THE PRESIDENT. This is going to be one of the three or four or five principal subjects with which this administration will be dealing, and I am very proud of what the Attorney General has been able to do in attracting the very high quality personnel, and not only members of the Commission but members of the staff. It is one of the most difficult problems that faces our country and hasn't any easy answers. We want to get into the innermost recesses and make a study in depth, and we will come up with the best recommendations that this study indicates.

I have with me the Secretary of Health, Education, and Welfare. He has brought with him Dr. Ralph Huitt from the University of Wisconsin, to be Assistant Secretary for Legislation of the Department of Health, Education, and Welfare. He was on some kind of grant up there. How long were you up there?

DR. HUITT. Six months.

THE PRESIDENT. And he was on Senator Proxmire's staff for a year. He was on a destroyer escort during the war and later instructed at the University of Texas. He joined the faculty of the University of Wisconsin in 1949, and became associate professor and full professor in 1959; he received a Rockefeller Research Foundation Award in 1960 for the advancement of education. He is Director of the Wisconsin Center for Education in Politics, member of the Advisory Board of the Committee for Economic Development and Committee for Improvement of Management in Government; he was selected in 1964 by the American Political Science Association to direct a far-reaching study of congressional reform--that is a bad word to use in this announcement--under a Carnegie Corporation grant.

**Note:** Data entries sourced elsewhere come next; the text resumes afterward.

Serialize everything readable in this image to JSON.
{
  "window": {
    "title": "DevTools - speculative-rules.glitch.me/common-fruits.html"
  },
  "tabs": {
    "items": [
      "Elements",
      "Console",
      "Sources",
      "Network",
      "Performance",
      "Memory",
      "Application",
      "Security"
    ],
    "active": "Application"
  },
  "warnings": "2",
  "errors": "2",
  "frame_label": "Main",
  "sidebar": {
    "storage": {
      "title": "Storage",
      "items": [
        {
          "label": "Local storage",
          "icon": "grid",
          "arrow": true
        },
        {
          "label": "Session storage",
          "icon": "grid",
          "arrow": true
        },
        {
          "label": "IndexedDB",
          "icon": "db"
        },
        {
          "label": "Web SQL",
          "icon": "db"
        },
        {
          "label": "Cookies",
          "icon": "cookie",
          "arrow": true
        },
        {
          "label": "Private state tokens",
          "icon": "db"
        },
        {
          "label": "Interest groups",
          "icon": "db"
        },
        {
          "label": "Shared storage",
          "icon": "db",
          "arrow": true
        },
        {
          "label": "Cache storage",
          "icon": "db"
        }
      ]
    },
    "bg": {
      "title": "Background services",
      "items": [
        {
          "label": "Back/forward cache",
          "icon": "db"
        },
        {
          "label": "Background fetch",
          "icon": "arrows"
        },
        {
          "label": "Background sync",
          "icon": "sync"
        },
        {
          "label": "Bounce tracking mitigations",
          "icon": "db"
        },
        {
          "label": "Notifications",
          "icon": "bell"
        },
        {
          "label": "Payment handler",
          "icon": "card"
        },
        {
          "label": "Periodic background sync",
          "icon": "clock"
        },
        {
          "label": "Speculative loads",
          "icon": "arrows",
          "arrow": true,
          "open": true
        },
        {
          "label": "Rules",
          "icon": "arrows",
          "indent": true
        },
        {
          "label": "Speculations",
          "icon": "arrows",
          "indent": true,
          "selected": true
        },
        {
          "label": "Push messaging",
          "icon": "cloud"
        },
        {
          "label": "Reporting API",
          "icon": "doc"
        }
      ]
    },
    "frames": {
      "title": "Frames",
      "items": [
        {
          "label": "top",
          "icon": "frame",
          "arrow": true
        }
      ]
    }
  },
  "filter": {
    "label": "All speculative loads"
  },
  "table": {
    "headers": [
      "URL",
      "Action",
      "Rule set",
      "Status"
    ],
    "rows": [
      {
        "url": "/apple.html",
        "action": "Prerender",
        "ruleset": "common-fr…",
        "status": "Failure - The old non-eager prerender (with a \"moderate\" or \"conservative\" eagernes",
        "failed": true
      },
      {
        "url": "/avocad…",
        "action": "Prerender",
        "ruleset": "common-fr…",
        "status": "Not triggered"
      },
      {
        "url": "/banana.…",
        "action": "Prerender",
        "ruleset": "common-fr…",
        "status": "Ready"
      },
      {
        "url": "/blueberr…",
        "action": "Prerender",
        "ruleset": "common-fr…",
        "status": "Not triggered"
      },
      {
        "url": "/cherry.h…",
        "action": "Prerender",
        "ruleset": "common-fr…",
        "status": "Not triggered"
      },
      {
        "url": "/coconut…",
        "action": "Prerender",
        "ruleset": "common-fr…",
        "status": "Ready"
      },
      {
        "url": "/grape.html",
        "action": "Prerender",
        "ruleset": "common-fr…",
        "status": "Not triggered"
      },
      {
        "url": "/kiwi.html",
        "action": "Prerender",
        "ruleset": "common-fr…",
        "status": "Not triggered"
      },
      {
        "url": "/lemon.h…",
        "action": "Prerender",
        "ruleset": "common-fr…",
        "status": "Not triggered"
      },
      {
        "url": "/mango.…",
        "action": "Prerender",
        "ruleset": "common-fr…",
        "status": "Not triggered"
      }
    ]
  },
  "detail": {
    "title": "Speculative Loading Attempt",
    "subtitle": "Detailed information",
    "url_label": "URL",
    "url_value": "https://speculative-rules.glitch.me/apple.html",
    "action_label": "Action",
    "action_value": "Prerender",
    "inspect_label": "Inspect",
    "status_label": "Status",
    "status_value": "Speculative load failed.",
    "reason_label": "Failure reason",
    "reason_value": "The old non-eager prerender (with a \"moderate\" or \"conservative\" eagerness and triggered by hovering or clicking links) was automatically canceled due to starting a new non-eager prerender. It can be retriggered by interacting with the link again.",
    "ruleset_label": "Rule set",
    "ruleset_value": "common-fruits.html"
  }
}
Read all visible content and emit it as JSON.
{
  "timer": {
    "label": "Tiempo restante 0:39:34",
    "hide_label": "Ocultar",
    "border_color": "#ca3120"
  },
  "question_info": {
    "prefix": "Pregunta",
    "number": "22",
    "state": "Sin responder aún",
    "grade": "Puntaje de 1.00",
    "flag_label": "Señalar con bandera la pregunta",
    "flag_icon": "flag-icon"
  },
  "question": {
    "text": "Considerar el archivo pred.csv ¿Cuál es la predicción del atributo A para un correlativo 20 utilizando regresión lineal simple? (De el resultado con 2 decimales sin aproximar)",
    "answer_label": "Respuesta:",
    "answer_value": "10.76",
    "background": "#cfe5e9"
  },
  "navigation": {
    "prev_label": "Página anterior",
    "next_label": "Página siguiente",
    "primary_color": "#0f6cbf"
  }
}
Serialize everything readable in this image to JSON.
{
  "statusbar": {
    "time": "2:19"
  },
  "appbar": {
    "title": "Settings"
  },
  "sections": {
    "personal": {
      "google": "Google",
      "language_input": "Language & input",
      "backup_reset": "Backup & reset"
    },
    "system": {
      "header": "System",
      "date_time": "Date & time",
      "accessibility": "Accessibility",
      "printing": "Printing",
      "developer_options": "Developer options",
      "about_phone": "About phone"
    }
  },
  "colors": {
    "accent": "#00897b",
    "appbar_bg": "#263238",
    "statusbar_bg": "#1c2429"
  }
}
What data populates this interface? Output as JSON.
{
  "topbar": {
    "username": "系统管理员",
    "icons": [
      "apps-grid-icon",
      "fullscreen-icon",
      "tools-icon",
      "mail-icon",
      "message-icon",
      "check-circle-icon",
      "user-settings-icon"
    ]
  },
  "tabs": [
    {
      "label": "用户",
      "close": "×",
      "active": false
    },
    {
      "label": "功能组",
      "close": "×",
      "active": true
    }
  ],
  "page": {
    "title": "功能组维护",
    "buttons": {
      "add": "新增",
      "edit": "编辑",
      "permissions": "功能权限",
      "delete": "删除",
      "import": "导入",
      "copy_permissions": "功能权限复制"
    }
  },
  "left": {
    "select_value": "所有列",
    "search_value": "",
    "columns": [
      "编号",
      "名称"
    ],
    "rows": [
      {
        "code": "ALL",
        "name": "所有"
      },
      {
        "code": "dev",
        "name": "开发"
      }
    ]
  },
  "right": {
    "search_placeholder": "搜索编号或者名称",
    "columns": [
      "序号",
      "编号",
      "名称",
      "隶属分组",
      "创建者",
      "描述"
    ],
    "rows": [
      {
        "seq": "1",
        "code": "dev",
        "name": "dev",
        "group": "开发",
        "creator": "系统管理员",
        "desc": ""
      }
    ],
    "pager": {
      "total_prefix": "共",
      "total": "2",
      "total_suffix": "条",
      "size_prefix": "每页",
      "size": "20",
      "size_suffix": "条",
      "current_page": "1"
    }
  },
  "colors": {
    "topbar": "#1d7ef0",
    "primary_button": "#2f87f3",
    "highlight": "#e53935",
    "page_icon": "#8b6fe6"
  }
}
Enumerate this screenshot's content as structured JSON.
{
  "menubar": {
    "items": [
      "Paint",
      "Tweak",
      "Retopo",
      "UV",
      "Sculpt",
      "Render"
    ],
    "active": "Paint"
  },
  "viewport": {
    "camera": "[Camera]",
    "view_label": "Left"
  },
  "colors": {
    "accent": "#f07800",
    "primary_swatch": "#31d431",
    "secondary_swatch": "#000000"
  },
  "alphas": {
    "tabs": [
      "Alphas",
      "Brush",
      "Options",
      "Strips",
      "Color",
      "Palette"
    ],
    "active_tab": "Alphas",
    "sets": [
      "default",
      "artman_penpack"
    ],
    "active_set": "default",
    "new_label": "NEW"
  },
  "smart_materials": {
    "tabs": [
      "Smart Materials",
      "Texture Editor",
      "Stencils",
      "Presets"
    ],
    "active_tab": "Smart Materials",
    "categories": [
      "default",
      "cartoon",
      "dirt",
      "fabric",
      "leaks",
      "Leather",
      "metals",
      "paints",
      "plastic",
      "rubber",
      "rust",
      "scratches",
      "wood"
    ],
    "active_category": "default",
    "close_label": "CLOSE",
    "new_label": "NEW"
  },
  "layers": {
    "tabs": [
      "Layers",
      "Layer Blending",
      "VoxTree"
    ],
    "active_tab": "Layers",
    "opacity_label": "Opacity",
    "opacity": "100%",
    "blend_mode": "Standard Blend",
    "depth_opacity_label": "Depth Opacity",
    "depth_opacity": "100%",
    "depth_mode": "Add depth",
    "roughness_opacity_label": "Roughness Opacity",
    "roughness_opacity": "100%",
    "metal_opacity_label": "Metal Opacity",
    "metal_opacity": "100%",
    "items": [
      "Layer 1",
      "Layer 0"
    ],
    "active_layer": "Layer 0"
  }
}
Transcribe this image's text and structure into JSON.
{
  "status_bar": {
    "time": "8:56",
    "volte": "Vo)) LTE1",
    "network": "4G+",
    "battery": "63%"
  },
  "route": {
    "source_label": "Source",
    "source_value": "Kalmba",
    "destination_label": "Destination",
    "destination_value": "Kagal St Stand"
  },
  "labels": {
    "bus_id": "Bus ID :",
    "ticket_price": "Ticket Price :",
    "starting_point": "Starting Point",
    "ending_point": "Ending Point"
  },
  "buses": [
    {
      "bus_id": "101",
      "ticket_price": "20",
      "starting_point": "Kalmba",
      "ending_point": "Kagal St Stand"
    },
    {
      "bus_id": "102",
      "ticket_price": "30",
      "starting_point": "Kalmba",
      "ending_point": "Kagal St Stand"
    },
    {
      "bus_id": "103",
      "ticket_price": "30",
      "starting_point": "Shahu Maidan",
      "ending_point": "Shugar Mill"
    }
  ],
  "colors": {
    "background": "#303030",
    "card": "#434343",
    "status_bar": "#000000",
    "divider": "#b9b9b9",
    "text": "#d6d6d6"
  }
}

So here he is and he is going to try to reform the HEW.

We are going to have a number of top staff people over there and Dr. Gardner is in the process now of selecting them, and I want to help him.

Thank you, gentlemen.

Note: The President spoke to a group of White House correspondents in his office shortly after the opening of the Press Secretary's news briefing at 11:17 a.m. During his remarks he referred to, among others, John W. Gardner, Secretary of Health, Education, and Welfare.

As printed above, the remarks follow the text of the Press Secretary's briefing; they were not made public in the form of a White House press release.

A progress report from the Attorney General on the President's Commission on Law Enforcement and the Administration of Justice was made public by the White House on August 20, 1965. The report stated that the Attorney General had called the first formal meeting of the Commission to be held in Washington on September 8-9, 1965. The Commission was to be divided into subcommittees, the report continued, each supported by a panel of experts, which would study the following subjects: public safety, administration and organization of police forces, corruption in public life, administration of criminal justice, youth crime, and correctional institutions. The text of the report is printed in the Weekly Compilation of Presidential Documents (vol. 1, p. 115).

Lyndon B. Johnson, Remarks on Announcing Appointment of James Vorenberg and Dr. Ralph Huitt Online by Gerhard Peters and John T. Woolley, The American Presidency Project

Filed Under




Washington, DC

Simple Search of Our Archives